    June 1, 2014

  • Torn between failing in two different fields

    Which do I like better, singing or writing?
    That's a tough question to answer.
    Singing's got it all over writing as far as when I started (at about 5 in the church choir) but writing is certainly a close second. I have somewhere a collection of poems that I wrote from about eight on and I have the feeling that they are lost for a reason! As I remember, they were pretty awful, not at all the kind of effort an aspiring writer would be proud to quote 75 years later!

    May 19, 2014

  • Bad habits are hard to eliminate — but try

    Somebody mentioned smoking on these pages recently, so I thought I'd put in my own two cents on the subject. I started smoking in college, during exam week. The problem was that I was too busy during the rest of the year ever to stop and study for my courses — at least that is what I told myself — because I worked almost every night on the college newspaper. So when exam time kicked in, I threw some all-nighters for study. And the best way to stay awake all night (especially if you don't regularly smoke) is to, well, smoke.

    May 4, 2014

  • Trivial questions you don’t have to answer

    Every so often in this life, my mind, all on its own, generates questions that have no real answers. So I have decided to pass them on to you. I’m tired of them. If you come up with any answers, let me know. Remember when TV jealously guarded the time zone before 9 p.m. for wholesome shows that children could watch. My gosh, how many years ago was that? It seems like another world nowadays, when you can see murders, torture and rape, or those implied, every hour on the hour, somewhere on your public screen. It might be comforting then, to remember that most children nowadays are glued to their little machines with whole different worlds on them, that they can access all day long. Except that in these different worlds they also can view murders, torture and rape on demand.

    April 20, 2014

  • Rusty writes about the nature of doghood

    I am a dog.
    Therefore I bark.
    I don’t understand why it is so hard for humans to understand this.
    I mean, there are certain things that come with the territory, right?

    April 5, 2014

  • Free-range reminiscing and occasional nostalgia

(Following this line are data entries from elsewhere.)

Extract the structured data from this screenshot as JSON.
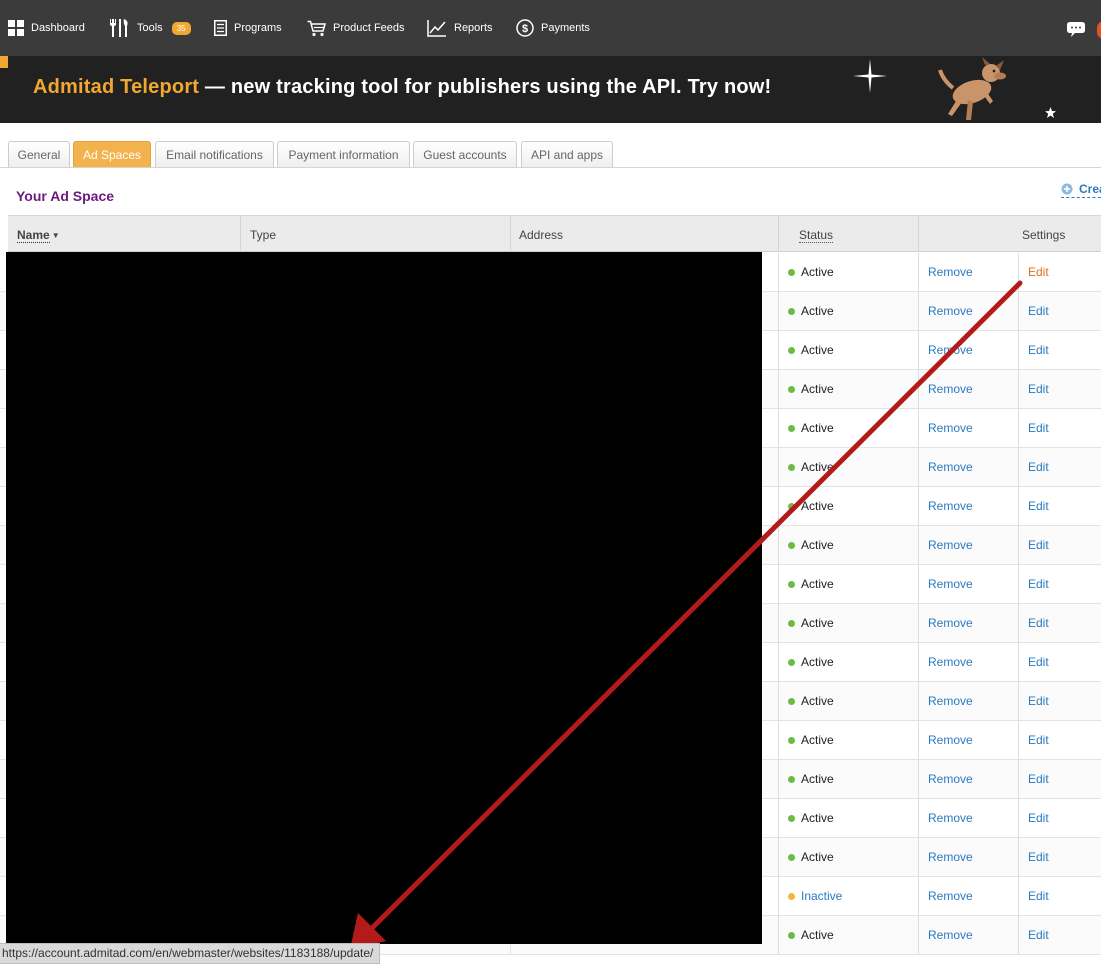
{
  "nav": {
    "items": [
      {
        "label": "Dashboard",
        "icon": "grid-icon"
      },
      {
        "label": "Tools",
        "icon": "tools-icon",
        "badge": "35"
      },
      {
        "label": "Programs",
        "icon": "document-list-icon"
      },
      {
        "label": "Product Feeds",
        "icon": "cart-icon"
      },
      {
        "label": "Reports",
        "icon": "chart-line-icon"
      },
      {
        "label": "Payments",
        "icon": "dollar-circle-icon"
      }
    ],
    "right_icons": [
      "chat-bubbles-icon"
    ]
  },
  "banner": {
    "brand": "Admitad Teleport",
    "text": " — new tracking tool for publishers using the API. Try now!"
  },
  "tabs": [
    {
      "label": "General",
      "active": false
    },
    {
      "label": "Ad Spaces",
      "active": true
    },
    {
      "label": "Email notifications",
      "active": false
    },
    {
      "label": "Payment information",
      "active": false
    },
    {
      "label": "Guest accounts",
      "active": false
    },
    {
      "label": "API and apps",
      "active": false
    }
  ],
  "section": {
    "title": "Your Ad Space",
    "create_label": "Crea"
  },
  "table": {
    "headers": {
      "name": "Name",
      "type": "Type",
      "address": "Address",
      "status": "Status",
      "settings": "Settings"
    },
    "remove_label": "Remove",
    "edit_label": "Edit",
    "rows": [
      {
        "status": "Active"
      },
      {
        "status": "Active"
      },
      {
        "status": "Active"
      },
      {
        "status": "Active"
      },
      {
        "status": "Active"
      },
      {
        "status": "Active"
      },
      {
        "status": "Active"
      },
      {
        "status": "Active"
      },
      {
        "status": "Active"
      },
      {
        "status": "Active"
      },
      {
        "status": "Active"
      },
      {
        "status": "Active"
      },
      {
        "status": "Active"
      },
      {
        "status": "Active"
      },
      {
        "status": "Active"
      },
      {
        "status": "Active"
      },
      {
        "status": "Inactive"
      },
      {
        "status": "Active"
      }
    ]
  },
  "colors": {
    "nav_bg": "#3b3b3b",
    "banner_bg": "#212121",
    "accent_orange": "#f0a830",
    "title_purple": "#6a1b7d",
    "link_blue": "#2a7ac0",
    "hover_orange": "#e0701c",
    "status_active": "#6dbb3f",
    "status_inactive": "#f0b73a",
    "arrow_red": "#b31b1b"
  },
  "status_bar": {
    "url": "https://account.admitad.com/en/webmaster/websites/1183188/update/"
  }
}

    When I was in grade school, (many more years ago than when either of you were in grade school) my daily winter (fall, spring) routine included walking to school across a railroad track.

    March 22, 2014

Latest news
Facebook
Must Read
House Ads